DEAR HARRIETTE: I’m uncomfortable with the all-gender bathroom stalls at work.
I was used to the traditional setup, where men and women had separate bathrooms. Having an all-gender bathroom space seems too intimate for me, and it’s a bit embarrassing when I need to use the restroom while someone of the opposite gender is in there. I can’t help but feel like we’re invading each other’s privacy by sharing this space.
It makes me anxious every time I go into the restroom because I don’t know who might be in there.
Speaking up about this probably wouldn’t go over well, as gender inclusivity is one of the company’s key values, and I don’t want to ruffle any feathers. What should I do?
DEAR UNCOMFORTABLE: Perhaps some perspective will help you here. In many parts of the world, public bathrooms are open to whoever wants to use them, regardless of gender. The thinking is, this makes it convenient for everyone to use the facilities when they need to do so, and the energy around it is neutral.
This concept can work well for you as well. For one, it cuts down on lines, particularly for women. It also makes the experience of going to the restroom convenient for all.
I totally understand that since the idea is new for you, it feels awkward. Honestly, I have had occasions when I wished nobody was in the bathroom at the same time as me when I had to take care of business.
Do your best to remember that the room is for one use that we all need. Take time to get used to it, and you may no longer feel the desire to complain.
DEAR HARRIETTE: I want to help my friend out financially this Christmas so that she can give her children the holiday they deserve. She lost her primary source of income this year, and she is a single mother.
I know that money is tight, and I don’t want her to feel embarrassed or offended if I offer it, as she has a great deal of pride.
I love my friend, and I love her children, so it hurts me to see her struggle. She never asks for help or accepts when I offer it. How can I approach this in a way that doesn’t offend her?
DEAR CHRISTMAS SPIRIT: I received your letter too late to help with purchasing holiday gifts, but I wanted to answer anyway. Given that you know your friend is suffering, why not give her a gift anyway?
Get creative so that it doesn’t offend her sense of pride. Perhaps a family membership to the children’s museum in her town or monthly meal vouchers from a food delivery service to relieve her of the stress of cooking every day. Or even an anonymous gift card that she can use in any way she chooses.
Remember, too, that reaching out to talk to her, letting her know you are thinking about her and want to support her in any way, can be worth more than anything.

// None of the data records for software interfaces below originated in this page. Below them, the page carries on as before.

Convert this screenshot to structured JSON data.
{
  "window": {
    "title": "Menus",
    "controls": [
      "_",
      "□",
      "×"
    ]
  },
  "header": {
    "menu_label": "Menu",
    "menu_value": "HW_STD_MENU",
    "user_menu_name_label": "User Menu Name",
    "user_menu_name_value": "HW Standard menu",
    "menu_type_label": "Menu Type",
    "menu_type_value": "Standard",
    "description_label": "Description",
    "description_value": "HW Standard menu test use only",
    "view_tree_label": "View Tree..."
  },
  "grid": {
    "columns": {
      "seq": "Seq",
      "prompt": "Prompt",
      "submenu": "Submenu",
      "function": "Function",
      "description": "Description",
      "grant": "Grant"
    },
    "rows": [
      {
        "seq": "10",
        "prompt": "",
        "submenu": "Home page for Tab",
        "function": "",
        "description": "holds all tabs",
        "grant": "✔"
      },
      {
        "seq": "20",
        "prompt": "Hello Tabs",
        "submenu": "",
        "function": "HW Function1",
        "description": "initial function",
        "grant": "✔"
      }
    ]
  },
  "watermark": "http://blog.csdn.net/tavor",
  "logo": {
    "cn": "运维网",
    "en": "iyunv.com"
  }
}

Harriette Cole is a lifestylist and founder of DREAMLEAPERS, an initiative to help people access and activate their dreams. You can send questions to email@example.com or c/o Andrews McMeel Syndication, 1130 Walnut St., Kansas City, MO 64106.